REQUIREMENT: Print only the closing part of the entries. It starts at the line containing "What's the underlying" and includes the final line, exactly as written.

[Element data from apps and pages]

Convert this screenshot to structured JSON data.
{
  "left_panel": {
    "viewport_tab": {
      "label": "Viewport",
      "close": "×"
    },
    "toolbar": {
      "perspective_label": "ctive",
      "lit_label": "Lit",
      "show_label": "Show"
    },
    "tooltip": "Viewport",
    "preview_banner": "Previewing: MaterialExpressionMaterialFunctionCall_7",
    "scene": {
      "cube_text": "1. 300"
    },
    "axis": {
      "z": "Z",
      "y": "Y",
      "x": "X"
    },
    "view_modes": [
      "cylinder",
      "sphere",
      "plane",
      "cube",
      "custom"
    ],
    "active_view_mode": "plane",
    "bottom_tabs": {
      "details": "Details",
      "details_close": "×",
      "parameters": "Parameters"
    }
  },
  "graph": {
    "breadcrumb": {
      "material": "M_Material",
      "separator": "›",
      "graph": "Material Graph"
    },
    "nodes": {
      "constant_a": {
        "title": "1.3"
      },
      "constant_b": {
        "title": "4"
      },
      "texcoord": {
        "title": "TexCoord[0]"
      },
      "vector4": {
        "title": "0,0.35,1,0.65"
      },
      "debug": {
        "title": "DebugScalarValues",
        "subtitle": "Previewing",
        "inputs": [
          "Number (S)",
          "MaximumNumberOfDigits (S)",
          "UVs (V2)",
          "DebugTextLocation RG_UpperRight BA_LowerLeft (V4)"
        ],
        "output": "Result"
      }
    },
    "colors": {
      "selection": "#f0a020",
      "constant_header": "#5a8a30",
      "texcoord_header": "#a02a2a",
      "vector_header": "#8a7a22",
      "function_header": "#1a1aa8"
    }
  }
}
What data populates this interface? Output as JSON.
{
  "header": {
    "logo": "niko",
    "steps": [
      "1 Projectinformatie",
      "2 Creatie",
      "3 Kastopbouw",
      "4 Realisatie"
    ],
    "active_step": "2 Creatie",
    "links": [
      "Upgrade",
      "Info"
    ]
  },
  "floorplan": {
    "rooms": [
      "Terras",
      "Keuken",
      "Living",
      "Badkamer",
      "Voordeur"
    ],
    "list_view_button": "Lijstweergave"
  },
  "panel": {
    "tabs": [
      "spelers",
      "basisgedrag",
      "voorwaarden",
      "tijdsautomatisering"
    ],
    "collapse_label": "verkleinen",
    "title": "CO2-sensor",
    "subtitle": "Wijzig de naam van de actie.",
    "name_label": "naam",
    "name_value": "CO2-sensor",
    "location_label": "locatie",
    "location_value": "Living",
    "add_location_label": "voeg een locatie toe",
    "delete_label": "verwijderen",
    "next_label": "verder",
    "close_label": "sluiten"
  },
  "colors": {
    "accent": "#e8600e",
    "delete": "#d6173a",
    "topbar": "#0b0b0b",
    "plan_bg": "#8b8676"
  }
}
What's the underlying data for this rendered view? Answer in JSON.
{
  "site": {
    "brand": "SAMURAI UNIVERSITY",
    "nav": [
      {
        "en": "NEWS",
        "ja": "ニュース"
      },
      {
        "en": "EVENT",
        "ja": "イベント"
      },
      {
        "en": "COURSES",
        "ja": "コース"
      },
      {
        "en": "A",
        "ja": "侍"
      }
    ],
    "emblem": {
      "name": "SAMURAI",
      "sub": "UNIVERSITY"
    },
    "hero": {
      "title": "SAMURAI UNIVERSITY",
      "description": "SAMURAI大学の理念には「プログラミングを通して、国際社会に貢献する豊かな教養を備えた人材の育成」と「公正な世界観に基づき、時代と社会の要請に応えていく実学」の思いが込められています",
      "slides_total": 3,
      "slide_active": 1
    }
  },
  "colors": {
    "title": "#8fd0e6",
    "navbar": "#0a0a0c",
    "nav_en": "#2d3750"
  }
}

FINISHED EXERCISE:
What's the underlying data for this rendered view? Answer in JSON.
{
  "site": {
    "brand": "SAMURAI UNIVERSITY",
    "nav": [
      {
        "en": "NEWS",
        "ja": "ニュース"
      },
      {
        "en": "EVENT",
        "ja": "イベント"
      },
      {
        "en": "COURSES",
        "ja": "コース"
      },
      {
        "en": "A",
        "ja": "侍"
      }
    ],
    "emblem": {
      "name": "SAMURAI",
      "sub": "UNIVERSITY"
    },
    "hero": {
      "title": "SAMURAI UNIVERSITY",
      "description": "SAMURAI大学の理念には「プログラミングを通して、国際社会に貢献する豊かな教養を備えた人材の育成」と「公正な世界観に基づき、時代と社会の要請に応えていく実学」の思いが込められています",
      "slides_total": 3,
      "slide_active": 1
    }
  },
  "colors": {
    "title": "#8fd0e6",
    "navbar": "#0a0a0c",
    "nav_en": "#2d3750"
  }
}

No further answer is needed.